Given the controversial subject matter, there’s something remarkably placid about the way About Dry Grasses proceeds. Amidst the snowy white steppes of Eastern Anatolia, writer-director Nuri Bilge Ceylan slowly lets the plot unfold through multiple conversations, where an accusation of inappropriate contact leads to a he-said, she-said investigation, all centered around a misanthropic protagonist Samet. By focusing the entire film on Samet, Ceylan takes the time to understand this difficult, exhausting character in a detached manner, with the camera oftentimes taking in the whole lived-in, rundown places where Samet lives and works in. It’s an interesting perspective, depicting the ways everyone’s fumbling around, trying to create boxes to understand one’s place in the world, but it’s not an easy one to explore. About Dry Grasses dares to do so, anyway.

Genre: Drama

Actor: Cengiz Bozkurt, Deniz Celiloğlu, Ece Bağcı, Elit Andaç Çam, Erdem Şenocak, Merve Dizdar, Münir Can Cindoruk, Musab Ekici, Nalan Kuruçim, Yıldırım Gücük, Yüksel Aksu

Director: Nuri Bilge Ceylan

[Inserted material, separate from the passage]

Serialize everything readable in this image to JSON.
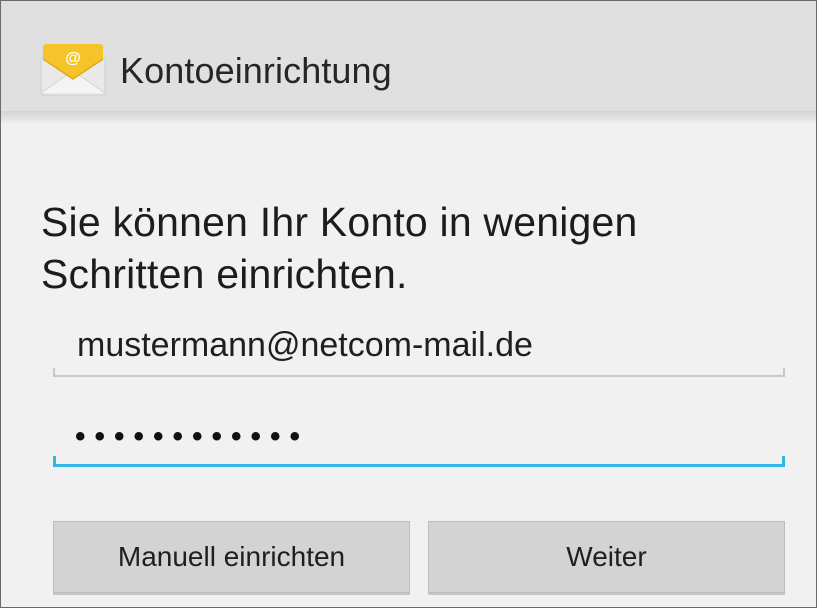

, 2011

I don't want to go too much into detail, but this film is an acting masterpiece. From start to finish it drags you into the characters' life and really makes you feel for the main character. It shows you how hard it really is for the main character to struggle with what she's going through. I hate being left in the dust to wonder like I was left after Tomboy and this film did it and it really gets on my nerves, but it is so good. A true masterpiece.

Genre: Drama

Actor: Cheyenne Laine, Christel Baras, Jeanne Disson, Malonn Lévana, Mathieu Demy, Noah Vero, Rayan Boubekri, Sophie Cattani, Valérie Roucher, Yohan Vero, Zoé Héran

Director: Céline Sciamma

Rating: Not Rated

An electrifying portrayal of a girl growing up in a poor Paris suburb. This coming-of-age story follows Marieme, a girl struggling in high-school who learns that she will be rerouted out of academia and onto a track where she will learn a trade. Frustrated by the news and fearful of an abusive elder brother, she finds solace in a gang of girls from her neighborhood. Initially she decides against joining them but does so at the prospect of pursuing a crush. Her new friends take her into the center of Paris and to a more violent and crime-driven lifestyle. An undeniably grim movie, Girlhood compensates with an amazing character study - themes of identity and adolescent need for belonging are at the center of a type of a story that rarely ever gets any attention.

Genre: Drama

Actor: Assa Sylla, Cyril Mendy, Damien Chapelle, Djibril Gueye, Idrissa Diabaté, Idrissa Diabaté, Karidja Touré, Lindsay Karamoh, Marietou Toure, Nina Mélo, Rabah Nait Oufella, Simina Soumaré, Tia Diagne

Director: Céline Sciamma

Rating: Unrated